Experts say a single background check is not enough; these checks should be done annually at the very least.

This loser, by the way, was charged with animal cruelty.

dog walker kicking dog

Wag says on its site that it guarantees up to $1,000,000 “if anything goes wrong” during a walk.

But the fine print then clarifies that a claim will be paid a measly $500 or less!

Three recent horror stories reported by ABC News

dog walking services


Wag and Rover are two popular apps used by dog owners everywhere to find someone to walk to board their furry friend. But a small number of owners have come home to their worst nightmare: finding their pet had died or their homes in disarray.

Last summer in Colorado, Wally, a dachshund, was mauled to death by another dog, while someone from Rover was supposed to be watching him.

Wally’s owner found out through a message sent on the app that read, “A mastiff completely mauled your dog and killed him instantly.”


In New York, a dog walker brought a woman to a customer’s house. The homeowner caught it on camera and called a friend to interrupt them.


Another incident reported an overnight dog sitter, who according to the homeowner, trashed her Denver house and left it smelling like weed. The house sitter even went as far to post a photograph of himself on Instagram, showing him taking a bubble bath in the homeowner’s bathtub.

Rover and Wag didn’t want to talk about this homeowner’s specific case. While such cases aren’t the norm, they are reminders of what can happen.

What owners saywhat owners say about dog walking services

dog walking services - heartbreak


Over 11 dogs and counting are dead and abused by Wag’s walkers, according to one report in the New York Post.

Wag, Rover and Reputable Dog Walkers: what's the difference?

One dog care business, surfsitterpetcare.com, puts it plainly:

It’s about money and managed risk. It’s not about animals or even client satisfaction. The creators of these digital marketplaces (that’s what they are) are not in the business of taking care of animals. They are in the business of making money. Period.

Signing up to work for an app like Wag or Rover is easy money for many people.

That said, most who work for these organizations are dedicated to your dog. But for that minority, it’s too easy to sign up for some quick cash between other jobs. Too often, these people are fly by night, not professional caregivers for animals.

Wag, Rover and similar companies like Barkly Pets, are “staffed” by independent contractors, not employees. People come and go according to their immediate financial need and don’t make much of a commitment to the company.

These contractors are:

  • untrained
  • non-professional
  • unlicensed

They set their own rates, typically around $15 per 30-minute walk.

With Wag! you can’t always pick the walker and must sign up with your credit card before viewing potential walkers in your area.

The growing number of dogs being abused or even dying in the care of apps like Wag! and Rover is extremely alarming.

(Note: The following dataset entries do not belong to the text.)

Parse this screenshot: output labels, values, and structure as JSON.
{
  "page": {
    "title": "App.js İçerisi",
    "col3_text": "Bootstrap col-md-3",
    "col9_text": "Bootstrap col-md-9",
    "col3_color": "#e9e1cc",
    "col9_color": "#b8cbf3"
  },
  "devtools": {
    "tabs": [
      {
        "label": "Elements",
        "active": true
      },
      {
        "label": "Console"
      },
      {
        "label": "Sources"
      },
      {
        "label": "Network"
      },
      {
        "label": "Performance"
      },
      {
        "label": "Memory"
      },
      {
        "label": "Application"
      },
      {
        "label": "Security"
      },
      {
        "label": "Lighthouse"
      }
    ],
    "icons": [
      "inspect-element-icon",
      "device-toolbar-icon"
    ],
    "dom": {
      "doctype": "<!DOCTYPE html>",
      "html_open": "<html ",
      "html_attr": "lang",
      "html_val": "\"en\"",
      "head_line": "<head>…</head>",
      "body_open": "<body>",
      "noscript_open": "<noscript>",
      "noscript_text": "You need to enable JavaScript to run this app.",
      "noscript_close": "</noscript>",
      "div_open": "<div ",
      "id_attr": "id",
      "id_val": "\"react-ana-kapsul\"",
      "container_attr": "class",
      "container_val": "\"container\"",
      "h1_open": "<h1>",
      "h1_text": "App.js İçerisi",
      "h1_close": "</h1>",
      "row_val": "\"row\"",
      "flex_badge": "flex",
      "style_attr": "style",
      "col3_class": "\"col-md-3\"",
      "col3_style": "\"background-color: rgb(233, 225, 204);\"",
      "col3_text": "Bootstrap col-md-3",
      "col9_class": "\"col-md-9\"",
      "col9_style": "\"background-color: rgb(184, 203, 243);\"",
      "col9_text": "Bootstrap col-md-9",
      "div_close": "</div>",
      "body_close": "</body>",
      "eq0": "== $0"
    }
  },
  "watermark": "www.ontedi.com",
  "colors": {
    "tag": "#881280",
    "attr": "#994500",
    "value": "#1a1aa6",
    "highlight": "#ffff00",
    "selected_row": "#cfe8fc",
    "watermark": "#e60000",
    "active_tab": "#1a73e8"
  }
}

CBS News spoke to 14 families who say their dogs died while in the care of Rover (12) or Wag! (2 dogs)

Victims claim that the services try to buy their silicon with small payouts that come with a non-disclosure kicker.


How to find a reliable dog walker

Look for someone local with a professional website, good reviews on multiple platforms including Facebook, Google and Yelp; workers compensation for employees, Pet CRP/First aid training and employees not contractors.

You’ll have to dig through the fine print in many cases, but it is worth it.

  • Be sure to look for pet care provider with professional licenses.
  • Does your walker have dog walking insurance and bonding?

For anyone who gets paid to walk a dog, dog walking insurance is vital. It covers the walker, the client dog, other dogs and more.

An example of coverage is: your walker is at the park with your dog and another dog starts a fight. Both are injured. Or, the walker might forget to lock your door and your home is burglarized.


Bonding is a little different; it is a type of insurance that protects against any losses caused by the dog walker. To be voided, a dog walker usually must be registered as a business.

Most dog walking apps have both insurance and bonding for their clients. However, a local company may not.